TASK DIRECTIONS: Though the entries hold pictures, only their text should be duplicated, exactly and in full.

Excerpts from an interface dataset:
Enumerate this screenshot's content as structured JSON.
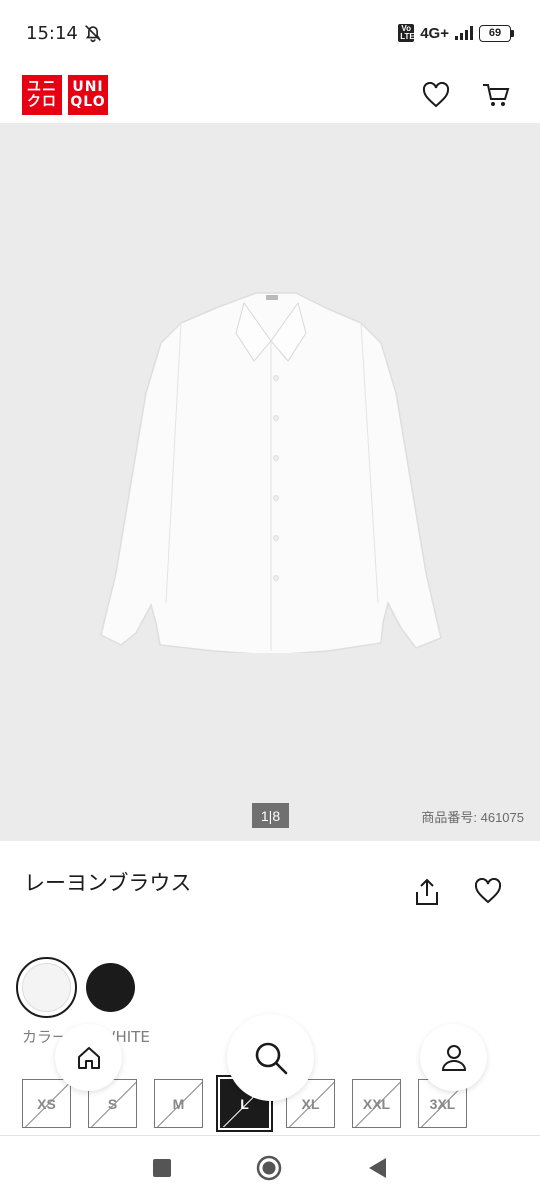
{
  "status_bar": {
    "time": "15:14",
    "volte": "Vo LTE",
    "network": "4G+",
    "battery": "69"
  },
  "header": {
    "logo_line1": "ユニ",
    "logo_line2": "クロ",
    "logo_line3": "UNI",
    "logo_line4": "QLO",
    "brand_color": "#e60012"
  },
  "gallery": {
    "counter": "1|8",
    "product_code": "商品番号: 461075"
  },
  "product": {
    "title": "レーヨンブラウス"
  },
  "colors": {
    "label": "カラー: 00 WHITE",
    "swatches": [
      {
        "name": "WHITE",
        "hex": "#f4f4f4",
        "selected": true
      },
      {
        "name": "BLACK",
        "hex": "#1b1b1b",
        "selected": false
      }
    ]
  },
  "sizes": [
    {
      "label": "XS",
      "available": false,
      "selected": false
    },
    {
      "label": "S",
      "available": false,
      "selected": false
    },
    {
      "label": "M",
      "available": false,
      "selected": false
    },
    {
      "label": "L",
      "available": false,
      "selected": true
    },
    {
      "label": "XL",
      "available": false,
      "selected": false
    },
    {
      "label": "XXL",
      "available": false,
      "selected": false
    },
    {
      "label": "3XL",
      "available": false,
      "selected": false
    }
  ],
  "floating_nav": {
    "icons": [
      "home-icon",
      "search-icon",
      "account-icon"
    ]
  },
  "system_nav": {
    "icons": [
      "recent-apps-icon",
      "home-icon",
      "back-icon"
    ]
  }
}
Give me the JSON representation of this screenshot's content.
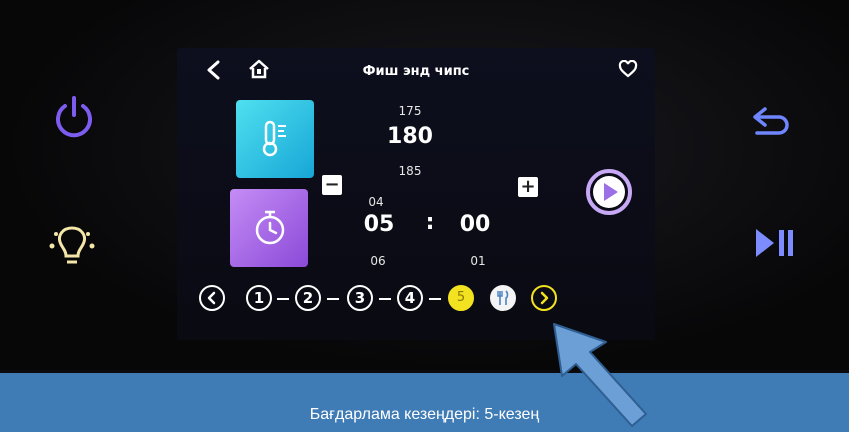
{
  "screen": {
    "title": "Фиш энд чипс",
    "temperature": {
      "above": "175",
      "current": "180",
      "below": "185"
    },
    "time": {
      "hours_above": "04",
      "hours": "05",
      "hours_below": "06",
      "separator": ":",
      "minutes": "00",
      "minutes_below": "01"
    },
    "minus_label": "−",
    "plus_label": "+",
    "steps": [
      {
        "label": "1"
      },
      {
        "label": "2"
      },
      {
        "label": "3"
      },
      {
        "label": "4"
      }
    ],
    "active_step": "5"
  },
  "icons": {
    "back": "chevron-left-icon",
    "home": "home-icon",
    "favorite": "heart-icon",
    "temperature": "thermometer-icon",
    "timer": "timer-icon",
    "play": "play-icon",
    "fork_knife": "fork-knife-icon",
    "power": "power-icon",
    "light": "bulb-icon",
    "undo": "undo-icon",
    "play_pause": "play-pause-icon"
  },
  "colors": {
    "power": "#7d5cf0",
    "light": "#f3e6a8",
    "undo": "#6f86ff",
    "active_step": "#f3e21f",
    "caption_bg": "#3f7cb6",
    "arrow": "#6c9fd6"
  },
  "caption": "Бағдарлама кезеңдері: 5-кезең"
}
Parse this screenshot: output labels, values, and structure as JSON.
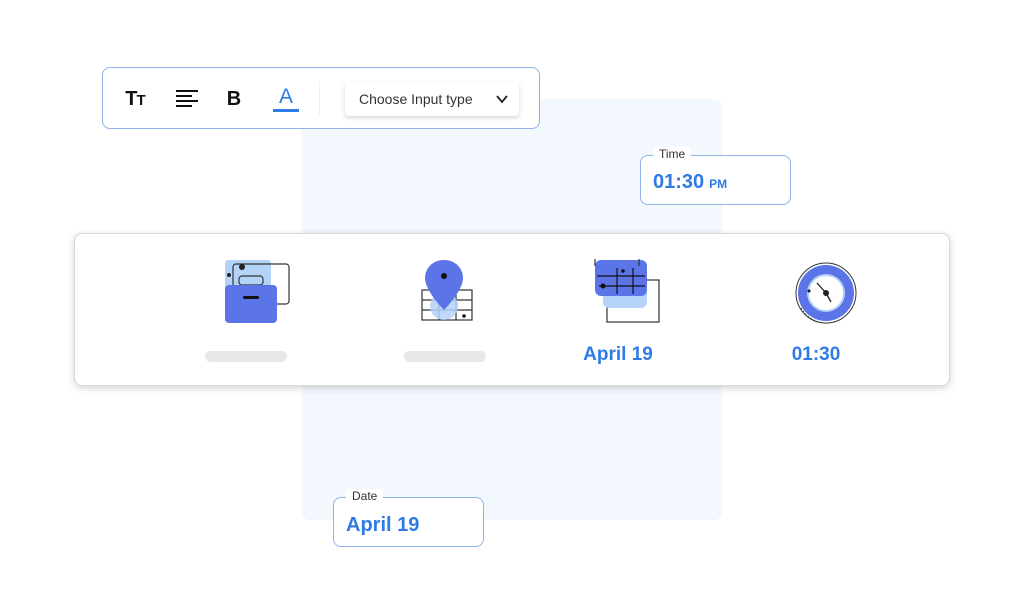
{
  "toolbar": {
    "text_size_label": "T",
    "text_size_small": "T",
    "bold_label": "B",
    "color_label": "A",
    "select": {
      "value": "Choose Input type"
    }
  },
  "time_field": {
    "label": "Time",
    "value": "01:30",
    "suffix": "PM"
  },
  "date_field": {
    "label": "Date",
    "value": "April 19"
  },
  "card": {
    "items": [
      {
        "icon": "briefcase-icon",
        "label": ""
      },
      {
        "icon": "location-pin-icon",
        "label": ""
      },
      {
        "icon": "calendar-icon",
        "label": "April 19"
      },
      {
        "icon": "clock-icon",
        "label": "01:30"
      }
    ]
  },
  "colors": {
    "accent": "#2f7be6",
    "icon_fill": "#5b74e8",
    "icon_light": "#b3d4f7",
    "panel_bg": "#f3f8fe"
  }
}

WRITTEN SOLUTION:
Enumerate this screenshot's content as structured JSON.
{
  "status_bar": {
    "time": "15:14",
    "volte": "Vo LTE",
    "network": "4G+",
    "battery": "69"
  },
  "header": {
    "logo_line1": "ユニ",
    "logo_line2": "クロ",
    "logo_line3": "UNI",
    "logo_line4": "QLO",
    "brand_color": "#e60012"
  },
  "gallery": {
    "counter": "1|8",
    "product_code": "商品番号: 461075"
  },
  "product": {
    "title": "レーヨンブラウス"
  },
  "colors": {
    "label": "カラー: 00 WHITE",
    "swatches": [
      {
        "name": "WHITE",
        "hex": "#f4f4f4",
        "selected": true
      },
      {
        "name": "BLACK",
        "hex": "#1b1b1b",
        "selected": false
      }
    ]
  },
  "sizes": [
    {
      "label": "XS",
      "available": false,
      "selected": false
    },
    {
      "label": "S",
      "available": false,
      "selected": false
    },
    {
      "label": "M",
      "available": false,
      "selected": false
    },
    {
      "label": "L",
      "available": false,
      "selected": true
    },
    {
      "label": "XL",
      "available": false,
      "selected": false
    },
    {
      "label": "XXL",
      "available": false,
      "selected": false
    },
    {
      "label": "3XL",
      "available": false,
      "selected": false
    }
  ],
  "floating_nav": {
    "icons": [
      "home-icon",
      "search-icon",
      "account-icon"
    ]
  },
  "system_nav": {
    "icons": [
      "recent-apps-icon",
      "home-icon",
      "back-icon"
    ]
  }
}
Give me the JSON representation of this screenshot's content.
{
  "screen": {
    "title": "Фиш энд чипс",
    "temperature": {
      "above": "175",
      "current": "180",
      "below": "185"
    },
    "time": {
      "hours_above": "04",
      "hours": "05",
      "hours_below": "06",
      "separator": ":",
      "minutes": "00",
      "minutes_below": "01"
    },
    "minus_label": "−",
    "plus_label": "+",
    "steps": [
      {
        "label": "1"
      },
      {
        "label": "2"
      },
      {
        "label": "3"
      },
      {
        "label": "4"
      }
    ],
    "active_step": "5"
  },
  "icons": {
    "back": "chevron-left-icon",
    "home": "home-icon",
    "favorite": "heart-icon",
    "temperature": "thermometer-icon",
    "timer": "timer-icon",
    "play": "play-icon",
    "fork_knife": "fork-knife-icon",
    "power": "power-icon",
    "light": "bulb-icon",
    "undo": "undo-icon",
    "play_pause": "play-pause-icon"
  },
  "colors": {
    "power": "#7d5cf0",
    "light": "#f3e6a8",
    "undo": "#6f86ff",
    "active_step": "#f3e21f",
    "caption_bg": "#3f7cb6",
    "arrow": "#6c9fd6"
  },
  "caption": "Бағдарлама кезеңдері: 5-кезең"
}
Parse this screenshot: output labels, values, and structure as JSON.
{
  "toolbar": {
    "text_size_label": "T",
    "text_size_small": "T",
    "bold_label": "B",
    "color_label": "A",
    "select": {
      "value": "Choose Input type"
    }
  },
  "time_field": {
    "label": "Time",
    "value": "01:30",
    "suffix": "PM"
  },
  "date_field": {
    "label": "Date",
    "value": "April 19"
  },
  "card": {
    "items": [
      {
        "icon": "briefcase-icon",
        "label": ""
      },
      {
        "icon": "location-pin-icon",
        "label": ""
      },
      {
        "icon": "calendar-icon",
        "label": "April 19"
      },
      {
        "icon": "clock-icon",
        "label": "01:30"
      }
    ]
  },
  "colors": {
    "accent": "#2f7be6",
    "icon_fill": "#5b74e8",
    "icon_light": "#b3d4f7",
    "panel_bg": "#f3f8fe"
  }
}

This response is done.